In doing this, Seitz complicates the common narrative about the natural divide between LGBT people and religion. By examining the Metropolitan Community Church in Toronto and its Pastor, Rev. Brent Hawkes, he looks at questions of sexual orientation, race, gender, and religion as they come together with social justice activism and the nature of citizenship. He creates a conceptual framing in order to fix religion and religious spaces for queer people. His idea is to open a space for possibilities that go past contemporary identity. He presents the politics of refuge as they are within a faith community in Toronto and his work is bold and challenging.

“After Silence: A History of AIDS through Its Images” by Avram Finklestein— Never Forgetting

Finklestein, Avram. “After Silence: A History of AIDS through Its Images”, University of California Press, 2017.

Never Forgetting

Amos Lassen

The AIDS epidemic is our Holocaust and we are beginning now to look back, albeit with tears in our eyes, and remember how things once were. In the last couple of years, there have been some wonderful writing about the terrible time and now we have a visual remembrance. In the 1980s when the epidemic was in its early years, one of the most important, iconic and lasting image was created by six gay activists, the pink triangle with the words “Silence=Death” below it came to symbolize our movement and the way we felt. I still have the same sensation today that I had back then when I see this. Avram Finklestein was back then co-founder and a member of the collective Silence = Death and member of the art collective Gran Fury. In “After Silence”, he shares the story of how his work and other protest artwork associated with the early years of the pandemic came to be. He gives us a different view of the traditional HIV/AIDS history and he does so by writing about “art and AIDS activism, the formation of collectives, and the political process”. It is a little over 25 years later and he uses the AIDS epidemic as a way to give us “ a creative toolbox for those who want to learn how to save lives through activism and making art”.

Finklestein’s story is personal as he sees what happened through the eyes “of a key designer of a crucial political movement and [he]demystifies how design decisions are made amidst political crisis.”

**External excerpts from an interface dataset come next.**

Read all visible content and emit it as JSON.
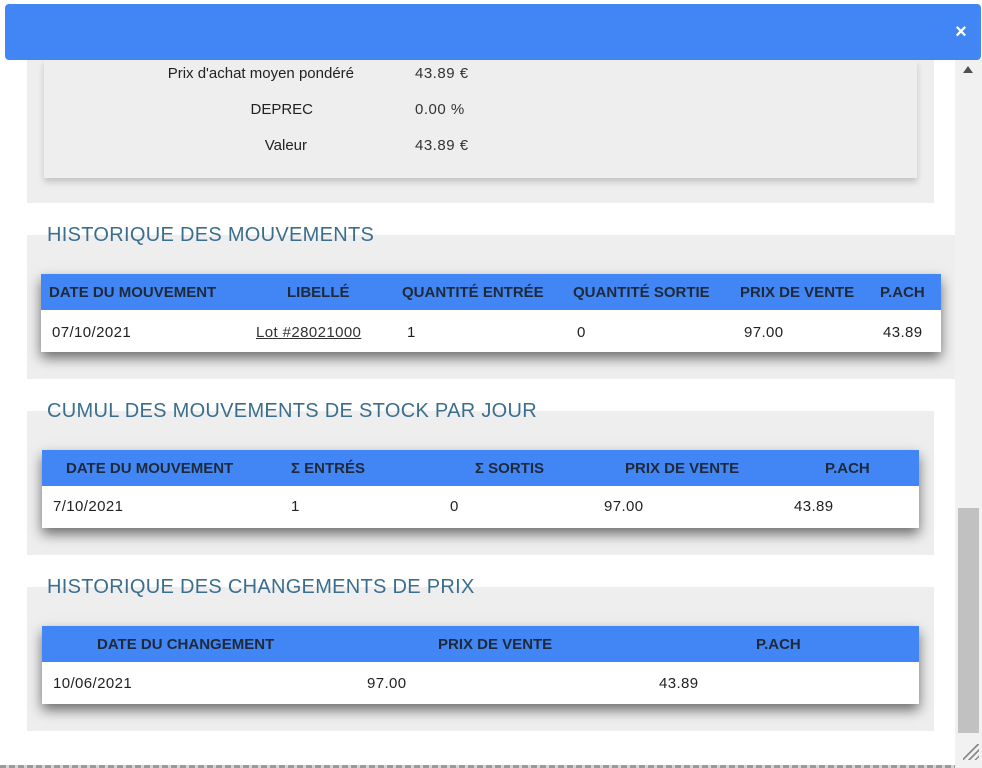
{
  "dialog": {
    "close_icon": "×"
  },
  "stats": {
    "pamp_label": "Prix d'achat moyen pondéré",
    "pamp_value": "43.89 €",
    "deprec_label": "DEPREC",
    "deprec_value": "0.00 %",
    "valeur_label": "Valeur",
    "valeur_value": "43.89 €"
  },
  "historique": {
    "title": "HISTORIQUE DES MOUVEMENTS",
    "headers": [
      "DATE DU MOUVEMENT",
      "LIBELLÉ",
      "QUANTITÉ ENTRÉE",
      "QUANTITÉ SORTIE",
      "PRIX DE VENTE",
      "P.ACH"
    ],
    "rows": [
      [
        "07/10/2021",
        "Lot #28021000",
        "1",
        "0",
        "97.00",
        "43.89"
      ]
    ]
  },
  "cumul": {
    "title": "CUMUL DES MOUVEMENTS DE STOCK PAR JOUR",
    "headers": [
      "DATE DU MOUVEMENT",
      "Σ ENTRÉS",
      "Σ SORTIS",
      "PRIX DE VENTE",
      "P.ACH"
    ],
    "rows": [
      [
        "7/10/2021",
        "1",
        "0",
        "97.00",
        "43.89"
      ]
    ]
  },
  "prix": {
    "title": "HISTORIQUE DES CHANGEMENTS DE PRIX",
    "headers": [
      "DATE DU CHANGEMENT",
      "PRIX DE VENTE",
      "P.ACH"
    ],
    "rows": [
      [
        "10/06/2021",
        "97.00",
        "43.89"
      ]
    ]
  }
}
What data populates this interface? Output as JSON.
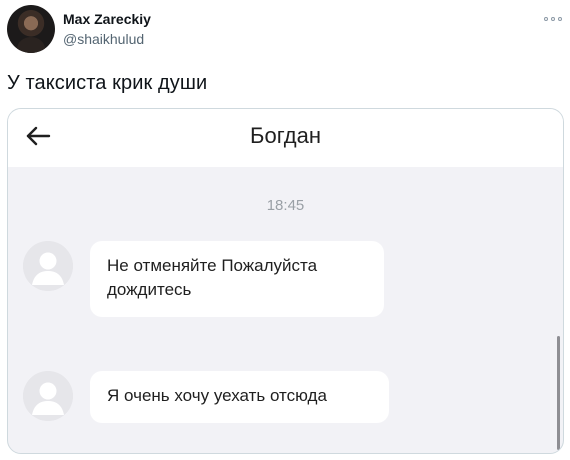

This is a first-hand account of the beginnings and the use of the Silence = Death graphic and Finklestein shows how it was used by the AIDS Action Committee (that later became ACT UP). We also get a look inside of the collective Gran Fury and the various strategies and challenges that formed and informed their most successful campaigns such as “Read My Lips” and “Kissing Doesn’t Kill”. By reading this book, we better understand the politics of resistance and the impact of ACT UP in building a movement.

Avram Finkelstein was a central figure in the image strategies that were developed and used by ACT UP and he is able to provide insights for the next generation of artist-activists who hope to transform our political landscape. This is an honesty and heartfelt look at defining our history with all of the complexities that are found in social movements.

After the threat of AIDS began to subside, many writer were unable to write about it and didn’t. It is only now that those writers have decided to use their voices to tell how it was. This is a “one-of-a-kind book about the history of AIDS through its images that the world needs and has waited for.”